I agree that buying is a social activity. When we desire a product and we search for it or read a review about it or even ask for a recommendation, we are also trying to learn by observing the outcomes from another individual’s behavior. Observational learning occurs when people use their observations of others to update their own private beliefs and to take actions, leading to a bandwagon effect that occurs rapidly. Such effects are sometimes inappropriate, fleeting, and can be reversed fairly quickly and easily. (Walden and Browne, 2009).
Using our friends to advertise products to us might work for some items (local services, for instance), but for many other items I’d much rather look elsewhere for a recommendation I can work with. Consider the simple fact that for any purchase decision you want to make, there are both intrinsic and extrinsic elements that might influence your choice. An intrinsic element might be the actual quality of the product, or if it does what it says it does; while an extrinsic element might be more social, i.e does my friend own one.
On Amazon, there are better ways to display product reviews that would be more effective for conversion. For instance, I wonder why product reviews are not being displayed as time-series trend-lines or why there isn’t more sophisticated matching of multiple products according to their reviews. Yeah, I know you can sort products according to their average reviews, but how about comparing the reviews for both product side by side. Research on how people process such buying choices also point out that some form of multi-attribute comparison is done between competing choices, and information is more useful when it is presented in a way that matches the task to be done.

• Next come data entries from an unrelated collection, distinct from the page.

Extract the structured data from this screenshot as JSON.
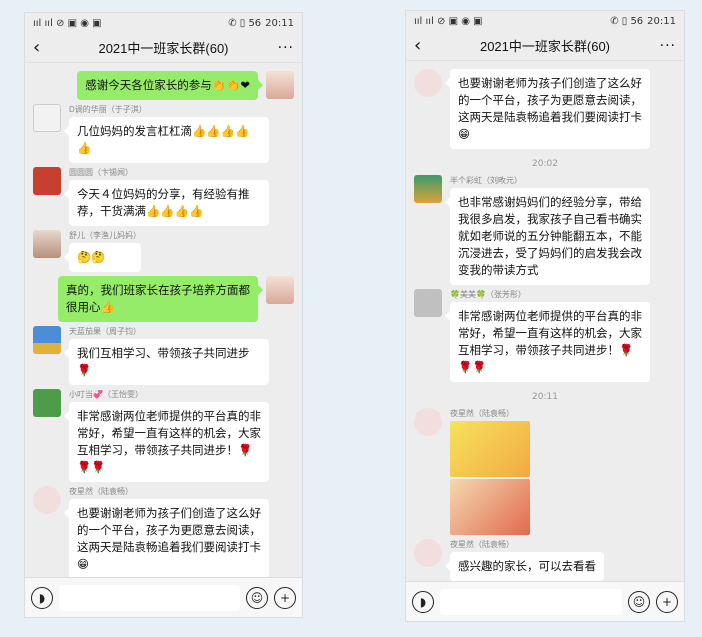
{
  "status": {
    "time": "20:11",
    "left_icons": "ııl ııl ⊘ ▣ ◉ ▣",
    "right_icons": "✆ ▯ 56"
  },
  "left": {
    "title": "2021中一班家长群(60)",
    "messages": [
      {
        "side": "right",
        "text": "感谢今天各位家长的参与👏👏❤"
      },
      {
        "side": "left",
        "sender": "D调的华丽（于子淇）",
        "text": "几位妈妈的发言杠杠滴👍👍👍👍👍"
      },
      {
        "side": "left",
        "sender": "圆圆圆（卞锡闻）",
        "text": "今天４位妈妈的分享，有经验有推荐，干货满满👍👍👍👍"
      },
      {
        "side": "left",
        "sender": "舒儿（李渔儿妈妈）",
        "text": "🤔🤔"
      },
      {
        "side": "right",
        "text": "真的，我们班家长在孩子培养方面都很用心👍"
      },
      {
        "side": "left",
        "sender": "天蓝茄果（周子钧）",
        "text": "我们互相学习、带领孩子共同进步🌹"
      },
      {
        "side": "left",
        "sender": "小叮当💞（王怡雯）",
        "text": "非常感谢两位老师提供的平台真的非常好，希望一直有这样的机会，大家互相学习，带领孩子共同进步！🌹🌹🌹"
      },
      {
        "side": "left",
        "sender": "夜星然（陆袁畅）",
        "text": "也要谢谢老师为孩子们创造了这么好的一个平台，孩子为更愿意去阅读，这两天是陆袁畅追着我们要阅读打卡😁"
      }
    ]
  },
  "right": {
    "title": "2021中一班家长群(60)",
    "messages": [
      {
        "side": "left",
        "sender": "",
        "text": "也要谢谢老师为孩子们创造了这么好的一个平台，孩子为更愿意去阅读，这两天是陆袁畅追着我们要阅读打卡😁"
      },
      {
        "type": "time",
        "text": "20:02"
      },
      {
        "side": "left",
        "sender": "半个彩虹（刘畋元）",
        "text": "也非常感谢妈妈们的经验分享，带给我很多启发，我家孩子自己看书确实就如老师说的五分钟能翻五本，不能沉浸进去，受了妈妈们的启发我会改变我的带读方式"
      },
      {
        "side": "left",
        "sender": "🍀美美🍀（张芳彤）",
        "text": "非常感谢两位老师提供的平台真的非常好，希望一直有这样的机会，大家互相学习，带领孩子共同进步！🌹🌹🌹"
      },
      {
        "type": "time",
        "text": "20:11"
      },
      {
        "side": "left",
        "sender": "夜星然（陆袁畅）",
        "type": "images"
      },
      {
        "side": "left",
        "sender": "夜星然（陆袁畅）",
        "text": "感兴趣的家长，可以去看看"
      }
    ]
  },
  "colors": {
    "bubble_green": "#95ec69",
    "bubble_white": "#ffffff",
    "bg": "#ededed"
  }
}
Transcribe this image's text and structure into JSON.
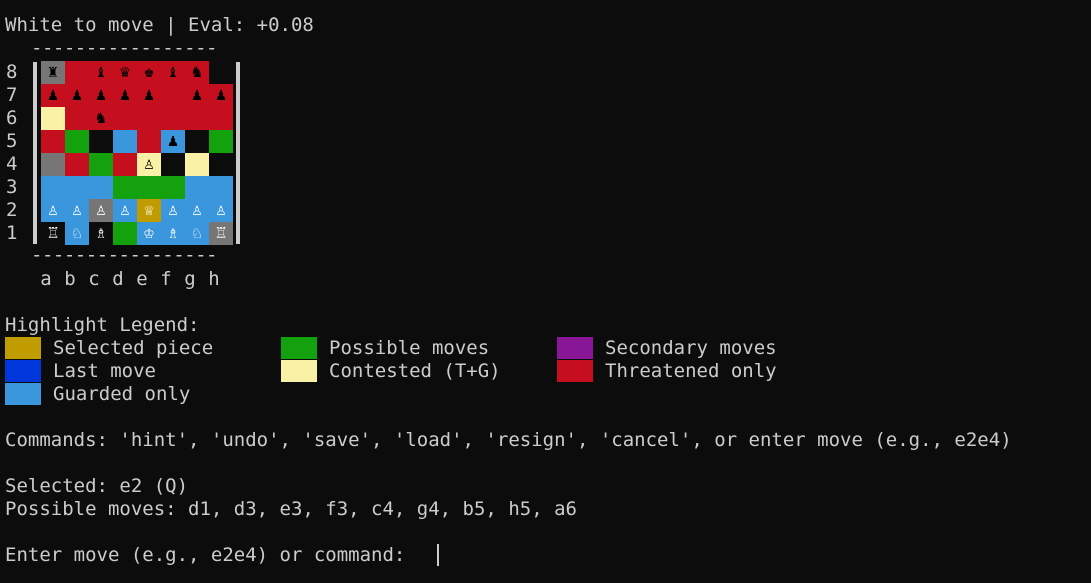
{
  "status_line": "White to move | Eval: +0.08",
  "board": {
    "border_top": "-----------------",
    "border_bottom": "-----------------",
    "ranks": [
      "8",
      "7",
      "6",
      "5",
      "4",
      "3",
      "2",
      "1"
    ],
    "files": [
      "a",
      "b",
      "c",
      "d",
      "e",
      "f",
      "g",
      "h"
    ],
    "colors": {
      "R": "#c50f1f",
      "G": "#13a10e",
      "L": "#3a96dd",
      "Y": "#f9f1a5",
      "S": "#c19c00",
      "K": "#0c0c0c",
      "D": "#767676",
      "B": "#0037da",
      "P": "#881798"
    },
    "squares": [
      [
        {
          "c": "D",
          "p": "♜",
          "s": "b"
        },
        {
          "c": "R",
          "p": "",
          "s": ""
        },
        {
          "c": "R",
          "p": "♝",
          "s": "b"
        },
        {
          "c": "R",
          "p": "♛",
          "s": "b"
        },
        {
          "c": "R",
          "p": "♚",
          "s": "b"
        },
        {
          "c": "R",
          "p": "♝",
          "s": "b"
        },
        {
          "c": "R",
          "p": "♞",
          "s": "b"
        },
        {
          "c": "K",
          "p": "",
          "s": ""
        }
      ],
      [
        {
          "c": "R",
          "p": "♟",
          "s": "b"
        },
        {
          "c": "R",
          "p": "♟",
          "s": "b"
        },
        {
          "c": "R",
          "p": "♟",
          "s": "b"
        },
        {
          "c": "R",
          "p": "♟",
          "s": "b"
        },
        {
          "c": "R",
          "p": "♟",
          "s": "b"
        },
        {
          "c": "R",
          "p": "",
          "s": ""
        },
        {
          "c": "R",
          "p": "♟",
          "s": "b"
        },
        {
          "c": "R",
          "p": "♟",
          "s": "b"
        }
      ],
      [
        {
          "c": "Y",
          "p": "",
          "s": ""
        },
        {
          "c": "R",
          "p": "",
          "s": ""
        },
        {
          "c": "R",
          "p": "♞",
          "s": "b"
        },
        {
          "c": "R",
          "p": "",
          "s": ""
        },
        {
          "c": "R",
          "p": "",
          "s": ""
        },
        {
          "c": "R",
          "p": "",
          "s": ""
        },
        {
          "c": "R",
          "p": "",
          "s": ""
        },
        {
          "c": "R",
          "p": "",
          "s": ""
        }
      ],
      [
        {
          "c": "R",
          "p": "",
          "s": ""
        },
        {
          "c": "G",
          "p": "",
          "s": ""
        },
        {
          "c": "K",
          "p": "",
          "s": ""
        },
        {
          "c": "L",
          "p": "",
          "s": ""
        },
        {
          "c": "R",
          "p": "",
          "s": ""
        },
        {
          "c": "L",
          "p": "♟",
          "s": "b"
        },
        {
          "c": "K",
          "p": "",
          "s": ""
        },
        {
          "c": "G",
          "p": "",
          "s": ""
        }
      ],
      [
        {
          "c": "D",
          "p": "",
          "s": ""
        },
        {
          "c": "R",
          "p": "",
          "s": ""
        },
        {
          "c": "G",
          "p": "",
          "s": ""
        },
        {
          "c": "R",
          "p": "",
          "s": ""
        },
        {
          "c": "Y",
          "p": "♙",
          "s": "b"
        },
        {
          "c": "K",
          "p": "",
          "s": ""
        },
        {
          "c": "Y",
          "p": "",
          "s": ""
        },
        {
          "c": "K",
          "p": "",
          "s": ""
        }
      ],
      [
        {
          "c": "L",
          "p": "",
          "s": ""
        },
        {
          "c": "L",
          "p": "",
          "s": ""
        },
        {
          "c": "L",
          "p": "",
          "s": ""
        },
        {
          "c": "G",
          "p": "",
          "s": ""
        },
        {
          "c": "G",
          "p": "",
          "s": ""
        },
        {
          "c": "G",
          "p": "",
          "s": ""
        },
        {
          "c": "L",
          "p": "",
          "s": ""
        },
        {
          "c": "L",
          "p": "",
          "s": ""
        }
      ],
      [
        {
          "c": "L",
          "p": "♙",
          "s": "w"
        },
        {
          "c": "L",
          "p": "♙",
          "s": "w"
        },
        {
          "c": "D",
          "p": "♙",
          "s": "w"
        },
        {
          "c": "L",
          "p": "♙",
          "s": "w"
        },
        {
          "c": "S",
          "p": "♕",
          "s": "w"
        },
        {
          "c": "L",
          "p": "♙",
          "s": "w"
        },
        {
          "c": "L",
          "p": "♙",
          "s": "w"
        },
        {
          "c": "L",
          "p": "♙",
          "s": "w"
        }
      ],
      [
        {
          "c": "K",
          "p": "♖",
          "s": "w"
        },
        {
          "c": "L",
          "p": "♘",
          "s": "w"
        },
        {
          "c": "K",
          "p": "♗",
          "s": "w"
        },
        {
          "c": "G",
          "p": "",
          "s": ""
        },
        {
          "c": "L",
          "p": "♔",
          "s": "w"
        },
        {
          "c": "L",
          "p": "♗",
          "s": "w"
        },
        {
          "c": "L",
          "p": "♘",
          "s": "w"
        },
        {
          "c": "D",
          "p": "♖",
          "s": "w"
        }
      ]
    ]
  },
  "legend": {
    "title": "Highlight Legend:",
    "items": [
      {
        "label": "Selected piece",
        "color": "#c19c00"
      },
      {
        "label": "Last move",
        "color": "#0037da"
      },
      {
        "label": "Guarded only",
        "color": "#3a96dd"
      },
      {
        "label": "Possible moves",
        "color": "#13a10e"
      },
      {
        "label": "Contested (T+G)",
        "color": "#f9f1a5"
      },
      {
        "label": "Secondary moves",
        "color": "#881798"
      },
      {
        "label": "Threatened only",
        "color": "#c50f1f"
      }
    ]
  },
  "commands_line": "Commands: 'hint', 'undo', 'save', 'load', 'resign', 'cancel', or enter move (e.g., e2e4)",
  "selected_line": "Selected: e2 (Q)",
  "possible_moves_line": "Possible moves: d1, d3, e3, f3, c4, g4, b5, h5, a6",
  "prompt": "Enter move (e.g., e2e4) or command: "
}
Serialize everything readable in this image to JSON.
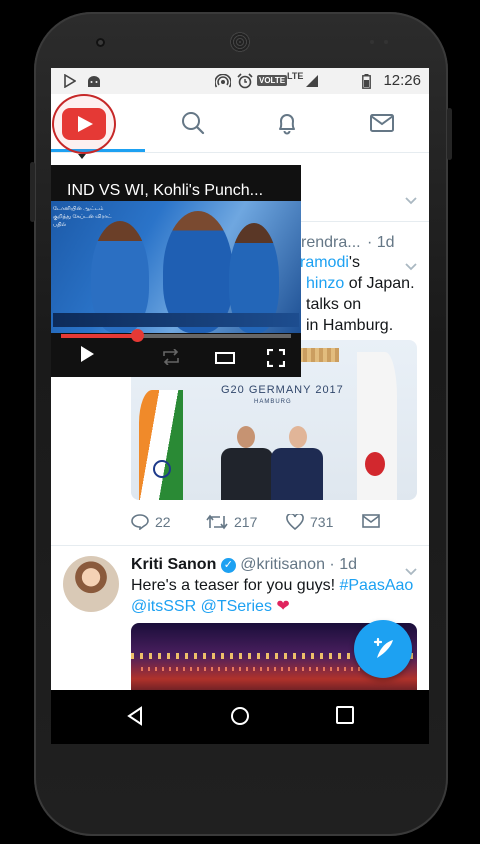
{
  "status_bar": {
    "network_badge": "VOLTE",
    "network_type": "LTE",
    "time": "12:26"
  },
  "icons": {
    "play_store": "play-store-icon",
    "android": "android-icon",
    "hotspot": "hotspot-icon",
    "alarm": "alarm-icon",
    "battery": "battery-icon",
    "youtube": "youtube-icon",
    "search": "search-icon",
    "notifications": "bell-icon",
    "messages": "mail-icon",
    "compose": "compose-tweet-icon"
  },
  "colors": {
    "twitter_blue": "#1da1f2",
    "youtube_red": "#e53935",
    "like_heart": "#e0245e"
  },
  "video": {
    "title": "IND VS WI, Kohli's Punch...",
    "tamil_caption": "டோனியின் ஆட்டம் குறித்து கேப்டன் விராட் பதில்",
    "progress_fraction": 0.33
  },
  "tweet1": {
    "author_fragment": "rendra...",
    "time": "· 1d",
    "line1_link": "ramodi",
    "line1_rest": "'s",
    "line2_link": "hinzo",
    "line2_rest": " of Japan.",
    "line3": "talks on",
    "line4": "in Hamburg.",
    "photo_banner": "G20 GERMANY 2017",
    "photo_sub": "HAMBURG",
    "replies": "22",
    "retweets": "217",
    "likes": "731"
  },
  "tweet2": {
    "author": "Kriti Sanon",
    "handle": "@kritisanon",
    "time": "· 1d",
    "text_part1": "Here's a teaser for you guys! ",
    "hashtag": "#PaasAao",
    "mention1": "@itsSSR",
    "mention2": " @TSeries",
    "heart": "❤"
  }
}
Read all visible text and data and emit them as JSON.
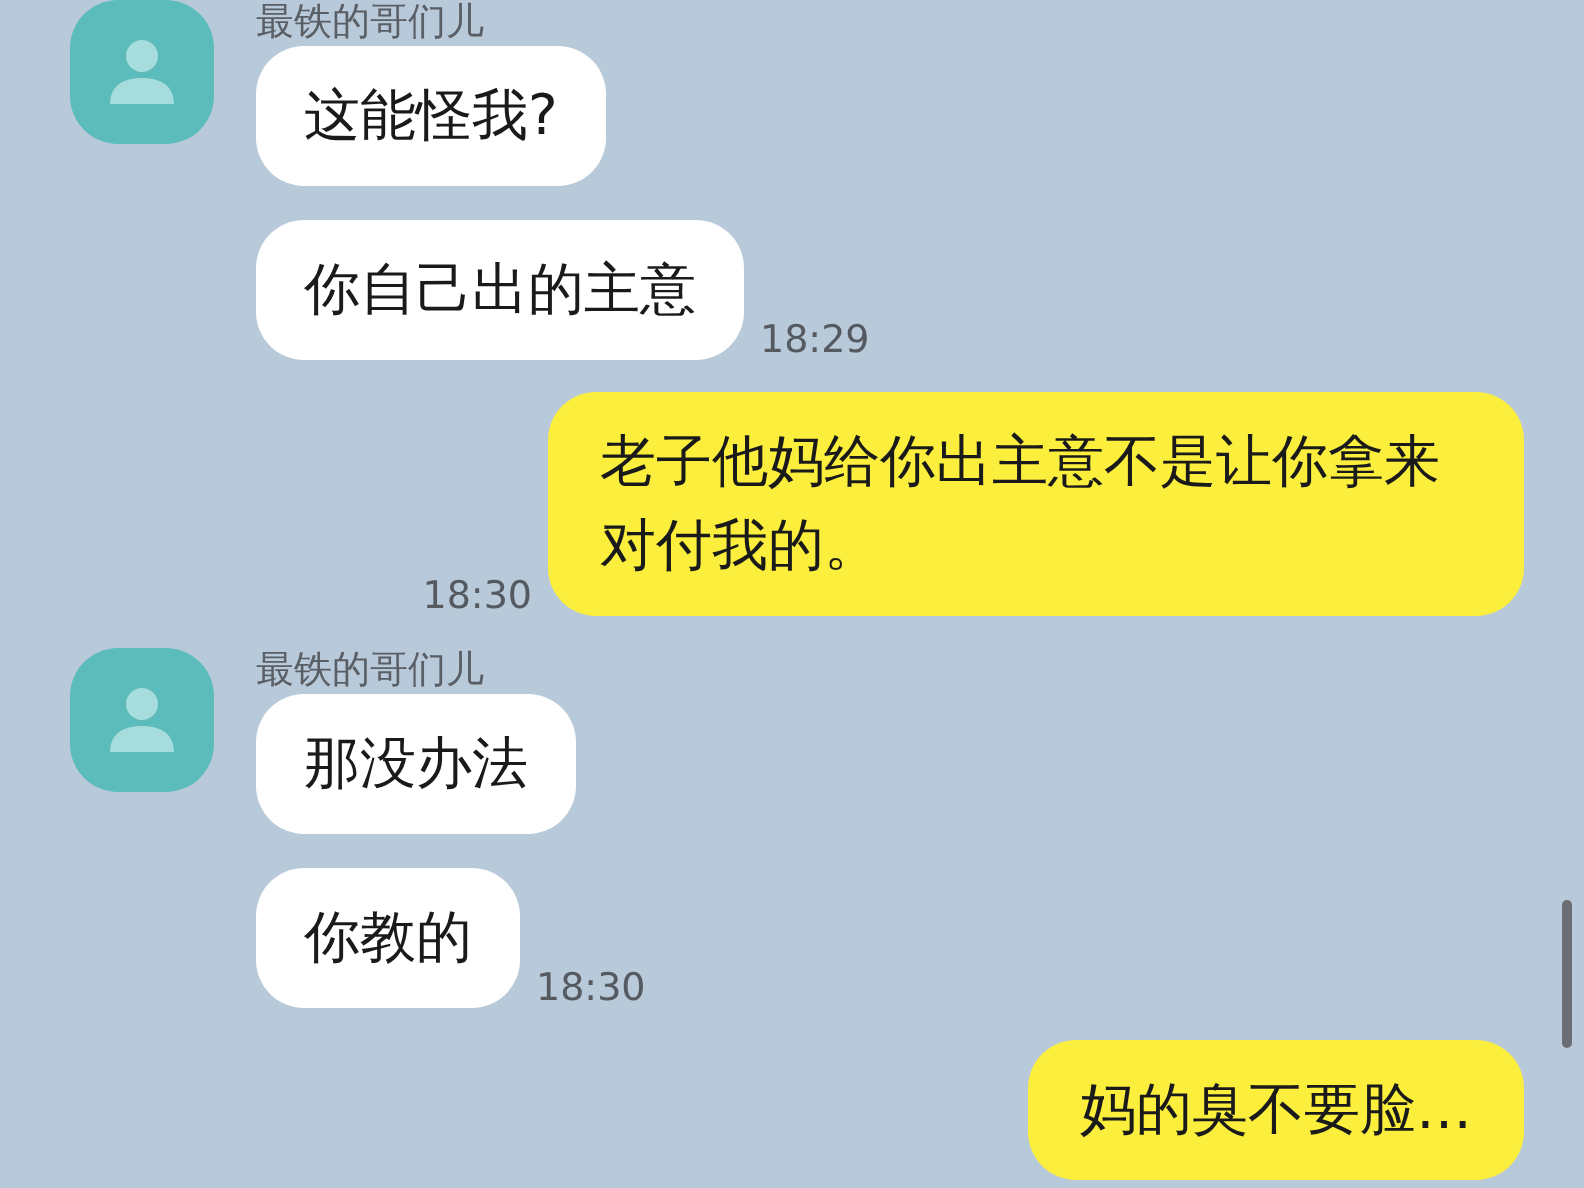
{
  "messages": [
    {
      "kind": "incoming",
      "sender": "最铁的哥们儿",
      "bubbles": [
        "这能怪我?",
        "你自己出的主意"
      ],
      "time": "18:29"
    },
    {
      "kind": "outgoing",
      "text": "老子他妈给你出主意不是让你拿来对付我的。",
      "time": "18:30"
    },
    {
      "kind": "incoming",
      "sender": "最铁的哥们儿",
      "bubbles": [
        "那没办法",
        "你教的"
      ],
      "time": "18:30"
    },
    {
      "kind": "outgoing",
      "text": "妈的臭不要脸…"
    }
  ]
}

In fact, a robust product review system should be able to allow a consumer to compare correlations of two different product ratings over time to determine whether one product has a better history than the other… not just an average rating that really does not say much. I mean, this is common sense stuff – but think about how useful it would be to look at how people have rated a product over time, and then compare those ratings between products. The reviews can even included weighted averages or more sophisticated algorithms to reduce how sharp the spikes are over time. The same way, these reviews can be averaged for all similar products from a particular manufacturer, reviews for newer versions of the same product can be included – and the customer review can become another starting point for search and getting better product recommendations – this time from people entirely unknown to you. A lot less creepy, right?